Rediscover what brought you fulfillment, satisfaction, fun, and joy as a way of rebuilding yourself and your life.
My life changed overnight and that can be disconcerting. In my case, we had recently moved into a new home we had built to be closer to my Mom (who unfortunately died the week before it was finished). My husband and I went from being empty nesters to a house full of grown children and grandchildren. Plus, I had to find new clients as a freelance writer and begin working again. It was a tumultuous year in other ways as well. My mother-in-law lost her fight against ovarian cancer and my son began going through a nasty divorce and custody battle.
Let’s get real, between all these events and changes in my life, I was shaken. I felt fragile and fought depression for the first time in my life.
It’s been a journey, but I am beginning to recover and heal. In the process, I’m learning to embrace all the new changes in my life. My new job writing magazine articles does require meeting strict deadlines, but the subjects are fun and it’s exciting work. We are a multi-generational family living together, but I’ve come to enjoy having the cocoon of family love around me during this difficult time. My oldest son is going through many of the same emotions as I am as he finds his way after divorce and we’ve connected on a whole new level. When our three grandchildren are with us, they bring us joy and keep us young.

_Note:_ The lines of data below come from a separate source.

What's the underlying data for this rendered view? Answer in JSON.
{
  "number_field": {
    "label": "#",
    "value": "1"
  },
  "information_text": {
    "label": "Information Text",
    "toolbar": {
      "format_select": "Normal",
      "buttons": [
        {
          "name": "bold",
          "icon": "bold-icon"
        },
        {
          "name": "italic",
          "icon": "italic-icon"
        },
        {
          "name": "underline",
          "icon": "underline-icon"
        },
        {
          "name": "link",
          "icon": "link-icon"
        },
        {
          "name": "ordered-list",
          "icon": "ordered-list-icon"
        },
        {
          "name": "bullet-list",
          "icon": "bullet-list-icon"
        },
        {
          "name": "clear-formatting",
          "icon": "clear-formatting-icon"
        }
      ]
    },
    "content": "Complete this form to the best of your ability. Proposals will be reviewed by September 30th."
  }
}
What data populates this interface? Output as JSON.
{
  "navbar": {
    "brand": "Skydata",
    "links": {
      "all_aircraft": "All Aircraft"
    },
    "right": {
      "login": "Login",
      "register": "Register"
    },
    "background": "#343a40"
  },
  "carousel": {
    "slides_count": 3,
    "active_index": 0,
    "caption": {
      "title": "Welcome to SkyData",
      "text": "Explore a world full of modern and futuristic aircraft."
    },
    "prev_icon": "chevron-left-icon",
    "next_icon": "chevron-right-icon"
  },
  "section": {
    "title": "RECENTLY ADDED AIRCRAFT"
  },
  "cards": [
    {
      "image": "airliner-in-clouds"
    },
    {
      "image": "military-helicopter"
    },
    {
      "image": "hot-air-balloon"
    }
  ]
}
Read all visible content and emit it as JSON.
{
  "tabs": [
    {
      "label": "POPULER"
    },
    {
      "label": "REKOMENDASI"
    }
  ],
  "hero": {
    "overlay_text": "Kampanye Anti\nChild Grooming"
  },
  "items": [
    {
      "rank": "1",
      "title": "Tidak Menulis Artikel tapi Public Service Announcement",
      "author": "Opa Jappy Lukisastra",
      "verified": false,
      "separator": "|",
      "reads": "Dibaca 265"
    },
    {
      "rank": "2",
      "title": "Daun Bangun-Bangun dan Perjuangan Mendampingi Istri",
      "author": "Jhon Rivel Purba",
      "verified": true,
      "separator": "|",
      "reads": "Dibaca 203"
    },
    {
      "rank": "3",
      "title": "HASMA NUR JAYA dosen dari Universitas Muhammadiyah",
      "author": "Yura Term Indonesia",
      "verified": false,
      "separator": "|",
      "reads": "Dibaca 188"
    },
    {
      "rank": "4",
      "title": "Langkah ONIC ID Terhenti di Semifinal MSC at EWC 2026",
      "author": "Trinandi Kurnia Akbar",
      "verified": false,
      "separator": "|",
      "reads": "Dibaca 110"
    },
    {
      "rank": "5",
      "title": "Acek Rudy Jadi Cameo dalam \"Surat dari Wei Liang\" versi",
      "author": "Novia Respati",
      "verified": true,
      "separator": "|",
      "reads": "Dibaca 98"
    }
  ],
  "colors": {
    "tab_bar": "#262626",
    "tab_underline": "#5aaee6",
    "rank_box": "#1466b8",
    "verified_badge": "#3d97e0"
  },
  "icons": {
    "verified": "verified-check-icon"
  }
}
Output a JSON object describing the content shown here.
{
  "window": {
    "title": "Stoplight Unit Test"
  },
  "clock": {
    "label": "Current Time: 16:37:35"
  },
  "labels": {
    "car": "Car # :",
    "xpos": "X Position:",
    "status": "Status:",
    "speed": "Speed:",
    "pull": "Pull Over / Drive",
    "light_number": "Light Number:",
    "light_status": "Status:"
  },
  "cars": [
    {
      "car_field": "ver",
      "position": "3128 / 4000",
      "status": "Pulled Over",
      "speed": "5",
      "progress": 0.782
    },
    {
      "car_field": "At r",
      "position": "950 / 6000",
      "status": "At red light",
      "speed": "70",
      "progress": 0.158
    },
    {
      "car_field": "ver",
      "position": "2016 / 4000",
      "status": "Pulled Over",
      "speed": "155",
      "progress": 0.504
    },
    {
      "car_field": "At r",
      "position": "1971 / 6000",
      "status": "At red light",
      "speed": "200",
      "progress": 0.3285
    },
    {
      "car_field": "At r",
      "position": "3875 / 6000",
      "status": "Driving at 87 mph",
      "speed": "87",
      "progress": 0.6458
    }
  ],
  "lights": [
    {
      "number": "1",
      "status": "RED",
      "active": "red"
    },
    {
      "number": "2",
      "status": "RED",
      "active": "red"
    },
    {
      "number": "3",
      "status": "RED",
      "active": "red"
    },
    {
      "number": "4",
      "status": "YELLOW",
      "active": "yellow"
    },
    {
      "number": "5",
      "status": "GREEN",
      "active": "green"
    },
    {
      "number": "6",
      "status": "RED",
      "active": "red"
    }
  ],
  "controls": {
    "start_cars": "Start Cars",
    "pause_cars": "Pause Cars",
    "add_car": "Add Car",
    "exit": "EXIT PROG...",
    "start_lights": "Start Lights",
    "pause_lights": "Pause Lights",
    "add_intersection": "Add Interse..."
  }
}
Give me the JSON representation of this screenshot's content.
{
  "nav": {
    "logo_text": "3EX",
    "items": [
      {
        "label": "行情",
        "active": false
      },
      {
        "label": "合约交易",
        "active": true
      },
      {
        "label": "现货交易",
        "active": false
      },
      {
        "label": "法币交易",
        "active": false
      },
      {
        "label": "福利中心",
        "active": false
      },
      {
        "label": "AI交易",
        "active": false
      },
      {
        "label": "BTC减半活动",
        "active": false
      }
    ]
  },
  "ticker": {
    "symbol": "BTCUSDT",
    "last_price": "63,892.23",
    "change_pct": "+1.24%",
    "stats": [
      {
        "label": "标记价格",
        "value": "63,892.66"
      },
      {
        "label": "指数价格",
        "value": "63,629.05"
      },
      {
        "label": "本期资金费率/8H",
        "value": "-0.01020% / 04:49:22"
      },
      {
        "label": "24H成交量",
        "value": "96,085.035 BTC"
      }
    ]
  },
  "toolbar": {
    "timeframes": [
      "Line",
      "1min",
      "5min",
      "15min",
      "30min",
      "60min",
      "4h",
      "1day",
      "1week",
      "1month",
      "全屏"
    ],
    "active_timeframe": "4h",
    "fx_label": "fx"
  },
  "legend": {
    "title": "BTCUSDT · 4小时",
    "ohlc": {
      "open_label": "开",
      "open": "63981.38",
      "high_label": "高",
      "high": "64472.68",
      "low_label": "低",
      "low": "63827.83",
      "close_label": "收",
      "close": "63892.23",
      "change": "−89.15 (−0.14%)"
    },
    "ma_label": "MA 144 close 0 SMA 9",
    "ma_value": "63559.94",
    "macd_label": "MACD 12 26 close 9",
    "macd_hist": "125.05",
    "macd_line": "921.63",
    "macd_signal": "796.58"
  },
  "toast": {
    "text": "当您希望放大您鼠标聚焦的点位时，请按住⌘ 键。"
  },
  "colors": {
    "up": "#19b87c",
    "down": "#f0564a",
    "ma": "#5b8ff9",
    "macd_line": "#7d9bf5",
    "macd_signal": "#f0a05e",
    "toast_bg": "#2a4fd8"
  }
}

So, don’t be afraid of change. Get out of your comfort zone and discover a new side of yourself. Maybe that means a new career, trying a new sport, traveling to a new place, changing your hair, or taking classes. Shake things up a little.
EMBRACE YOUR NEW ROLE
You will go through several stages before this step can happen. However, the time comes when you make a choice. You can move on and discover possibilities that a life change presents you or get stuck in negative emotions.
Find a way to put one foot in front of the other. If you can move forward, eventually you’ll see the light at the end of the tunnel. I know this from experience.
In time, you’ll reconnect with old friends or make new friends, go to work, back to school, or volunteer, rediscover what once brought you joy, enjoy new adventures, and find your way. You’ll look at the changes in your life in a positive way, feel more confident and in control, and become more productive and optimistic about your future.
The time will come when you will find yourself again, embrace your new role in life, and feel like your new shoes are a good fit. You will breathe a sigh of relief. Life will never be perfect but eventually you won’t have to struggle so hard to “make your life work” again. It just will.